§ **Goal of the exercise**
Pick out all lines of the entries that include the word "text" and copy them.

(Stored items)
============

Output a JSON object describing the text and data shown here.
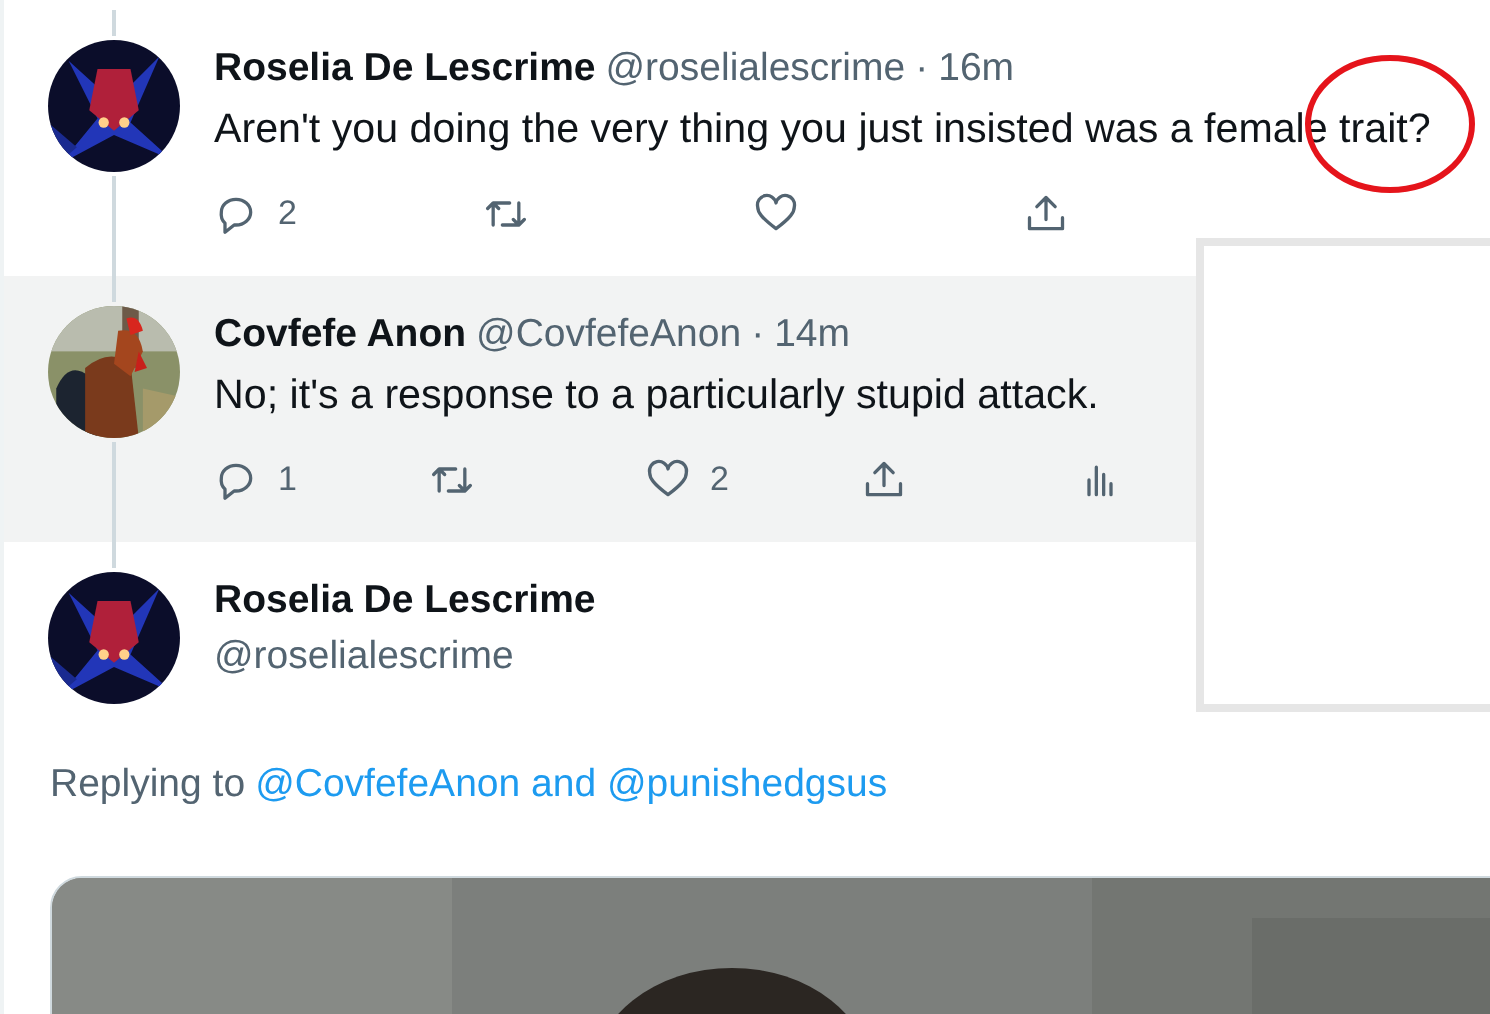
{
  "thread": [
    {
      "name": "Roselia De Lescrime",
      "handle": "@roselialescrime",
      "separator": "·",
      "time": "16m",
      "text": "Aren't you doing the very thing you just insisted was a female trait?",
      "highlighted": false,
      "avatar": {
        "kind": "picture"
      },
      "actions": [
        {
          "kind": "reply",
          "count": "2"
        },
        {
          "kind": "retweet"
        },
        {
          "kind": "like"
        },
        {
          "kind": "share"
        }
      ]
    },
    {
      "name": "Covfefe Anon",
      "handle": "@CovfefeAnon",
      "separator": "·",
      "time": "14m",
      "text": "No; it's a response to a particularly stupid attack.",
      "highlighted": true,
      "avatar": {
        "kind": "picture"
      },
      "actions": [
        {
          "kind": "reply",
          "count": "1"
        },
        {
          "kind": "retweet"
        },
        {
          "kind": "like",
          "count": "2"
        },
        {
          "kind": "share"
        },
        {
          "kind": "analytics"
        }
      ]
    }
  ],
  "main_tweet": {
    "name": "Roselia De Lescrime",
    "handle": "@roselialescrime",
    "avatar": {
      "kind": "picture"
    },
    "replying": {
      "prefix": "Replying to",
      "mentions": "@CovfefeAnon and @punishedgsus"
    },
    "media": {
      "kind": "picture"
    }
  },
  "overlay_panel": {
    "kind": "blank"
  },
  "annotation": {
    "kind": "circle",
    "color": "#e5141b"
  }
}
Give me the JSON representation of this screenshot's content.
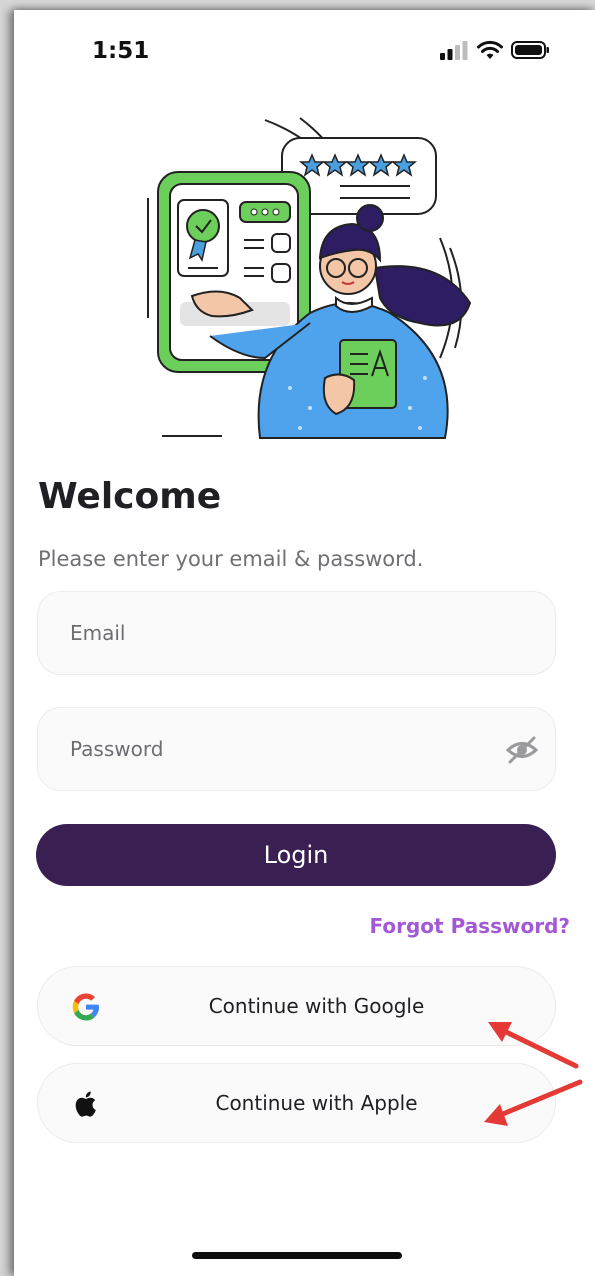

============

§ **Answer box**
Output a JSON object describing the text and data shown here.
      "text": "Aren't you doing the very thing you just insisted was a female trait?",
      "text": "No; it's a response to a particularly stupid attack.",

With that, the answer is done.